Meaning of Black Smoke in Bikes
Unlike white smoke, black smoke is a reason to start worrying about your motorcycle immediately. If we compare all smoke signs, this one is the most troublesome. It indicates that your motorcycle is burning fuel, and that is not something that should happen.
Fuel-burning occurs because the ratio of air and fuel in your engine is unbalanced. The good news is that this might be a simple repair, which means you can take your DRZ400 on the road soon. However, in rare cases the issue might be complex.
Here is an overview of problems that might be the reason why black smoke is coming out of the exhaust pipe:
- In four-stroke units, it can be damaged or poor seating intake valve
- In two-stroke units, reeds might be cracked or broken
- The fuel injector or carb float needle is leaking
- Carb jetting is incorrect
Meaning of Blue and Gray Smoke

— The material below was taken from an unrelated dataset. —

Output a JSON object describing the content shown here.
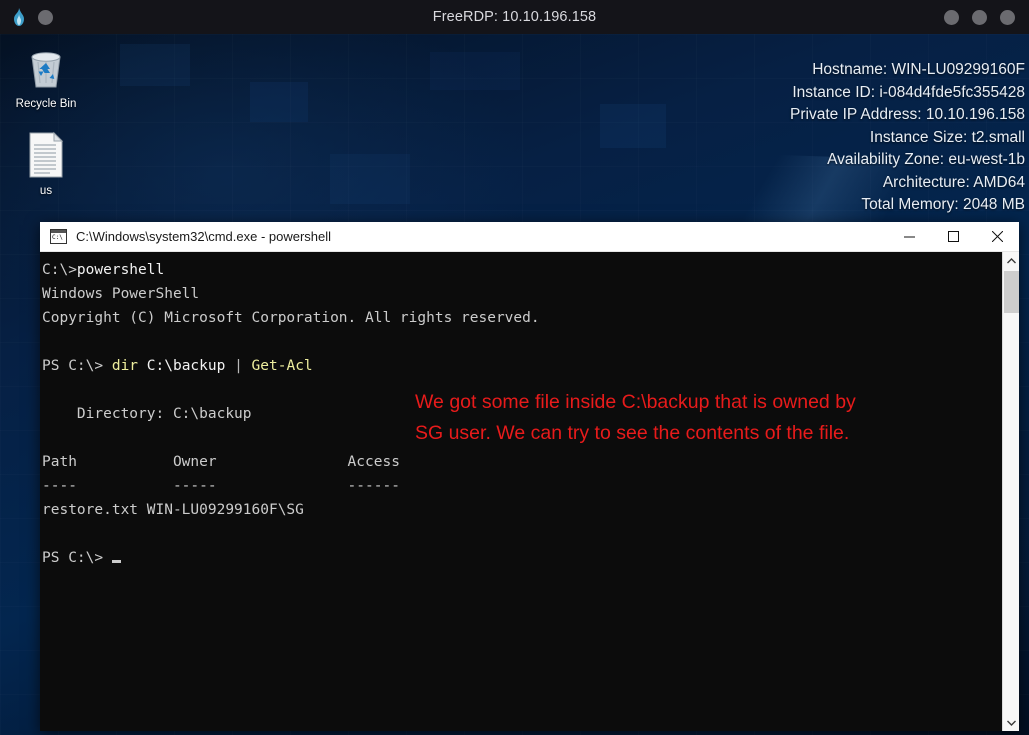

Unlike black smoke that indicates the motorcycle is burning fuel, smoke that comes out in blue and gray colors means that the vehicle is burning oil.
The crucial thing to mention is that it is normal for two-stroke motorcycles to let gray/blue smoke out from the exhaust pipe. The problem is that excessive smoke might indicate a power valve or spark plug not functioning properly.
The causes of oil burning will depend on whether you ride Suzuki SV650 or another bike model. However, here are some common reasons for this issue:
- PCV valve got closed somehow
- It is time to replace piston rings or cylinder walls
- Valve seals are leaking
- Damaged crankcase seal (in motorcycles that feature a clutch)
What to Do If You Face a Smoke Issue?
If you notice (excessive) smoke of any color coming out from the exhaust, stop riding right away and get to the nearest mechanic. Alternatively, you might consider finding the issue and trying to fix it yourself. Those who feel ready enough to do this should follow the instructions below.
Blue or Gray Smoke
Start by checking out spark plugs and see if there is any black soot on them. If you confirm you found some, it might be an indicator that there is an imbalance between air and fuel. But if you notice a black film that seems wet and shiny, that might be a sign of excess oil.
The next step is to inspect air cleaners. You might notice clogging, or the components might be loose. In some cases, cleaning might be enough. But if you think the issue is beyond that, it might be time to install a new part.
Finally, check the valve seals and the piston ring as you want them to be airtight. Product instructions will also include details on how to check these areas. You can also look for instructions online, but make sure to find the guide for your particular model. For example, if you own DR650, it is crucial to find a product manual for that motorcycle.
As we mentioned, your engine might need to let out white smoke until it warms up, and that is perfectly normal. That is especially true if you are in cold climates, or the temperature is below 50F.
However, if white smoke continues after 30-40 seconds, check if the water is somehow entering the engine. Additionally, inspect the oil reservoir and see if there is too much oil there. Finally, look for issues in pistons, seals, and cylinder heads.
Why Is It Best to Seek Professional Assistance?
You might not be experienced in fixing motorcycle issues, or you might make a mistake in identifying the problem. That is why the best move is to take the bike to a local mechanic that you can trust. Their knowledge and experience are a guarantee that they will fix the issue for you and get you back on the road quickly!